“I had the opportunity to travel 3 times with EWB. My favorite aspect of the trips was interacting with community members and getting a tiny glimpse of a day in their lives.  These experiences made me really think about how much we (the first world) take for granted such as clean water, plenty of food, a safe and dry home, etc. Every time we returned home, I felt empowered to help the third world obtain these basic human necessities.

After an entire year of preparations and a couple weeks of intense physical labor, we enjoyed seeing the fruits of our labor and feeling that sense of accomplishment when we completed the seemly insurmountable tasks, but nothing compares to moment when we realized the true effect of our work.  We may not have saved the world or even so much as a village, but knowing that somewhere far away there is at least one person whose quality of life we enhanced, is the best feeling of all.”

-Abby Grommet, Chemical Engineering, Rose-Hulman Class of 2012




“I joined EWB as a freshman and traveled during my freshman, sophomore, and junior years. I am now a member of the Leadership Development Rotational Program at Texas Instruments.

My favorite part of the trips is seeing the people that all your work is helping and how that memory stays with you. Actually seeing the people, especially the kids, who are going to have a better life because of all the work you have done, that sticks with you.  I will always remember the people I helped and the friends I worked with to help them.  Now that I am graduated, I still vividly remember the work we did to prepare for those trips, the people I worked with, and the faces we met.
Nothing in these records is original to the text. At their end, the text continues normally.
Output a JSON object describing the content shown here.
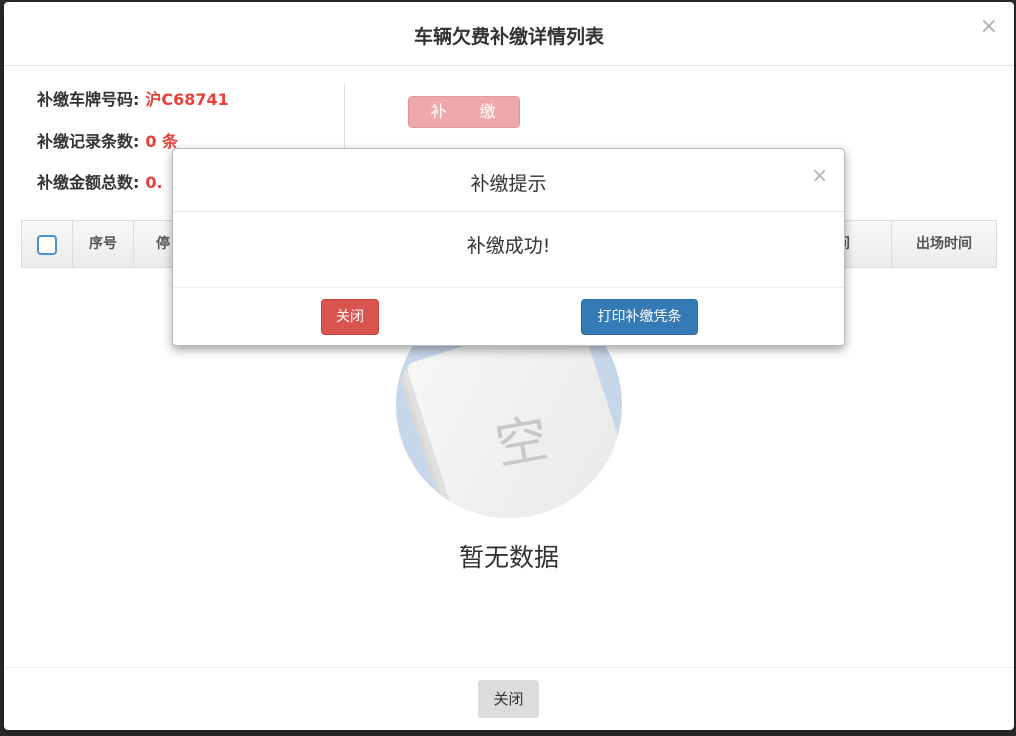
{
  "modal": {
    "title": "车辆欠费补缴详情列表",
    "close_x": "×",
    "info": [
      {
        "label": "补缴车牌号码:",
        "value": "沪C68741"
      },
      {
        "label": "补缴记录条数:",
        "value": "0 条"
      },
      {
        "label": "补缴金额总数:",
        "value": "0."
      }
    ],
    "pay_button": "补 缴",
    "table_headers": {
      "seq": "序号",
      "park": "停",
      "entry_time_partial": "时间",
      "exit_time": "出场时间"
    },
    "empty_char": "空",
    "empty_text": "暂无数据",
    "footer_close": "关闭"
  },
  "dialog": {
    "title": "补缴提示",
    "close_x": "×",
    "message": "补缴成功!",
    "close_button": "关闭",
    "print_button": "打印补缴凭条"
  },
  "colors": {
    "accent_red": "#e8413a",
    "primary_blue": "#337ab7",
    "danger_red": "#d9534f"
  }
}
EWB played a major role in getting my first internship and the job I have now.  I was recruited by GE while presenting about EWB at the opening of a new research building. I talked almost exclusively about EWB in my interviews with TI and presented about EWB during my on-site interview.

EWB offers the opportunity to work as a team on engineering project that is needed by real people with a different culture, is vastly different from anything we learn about in classes, and needs skilled leadership because of the range and magnitude of work that needs to be done. Overall, EWB is an opportunity to build the habits and skills to make you a well-rounded employee.”

-Alex Morelli, Physics and Electrical Engineering, Rose-Hulman Class of 2013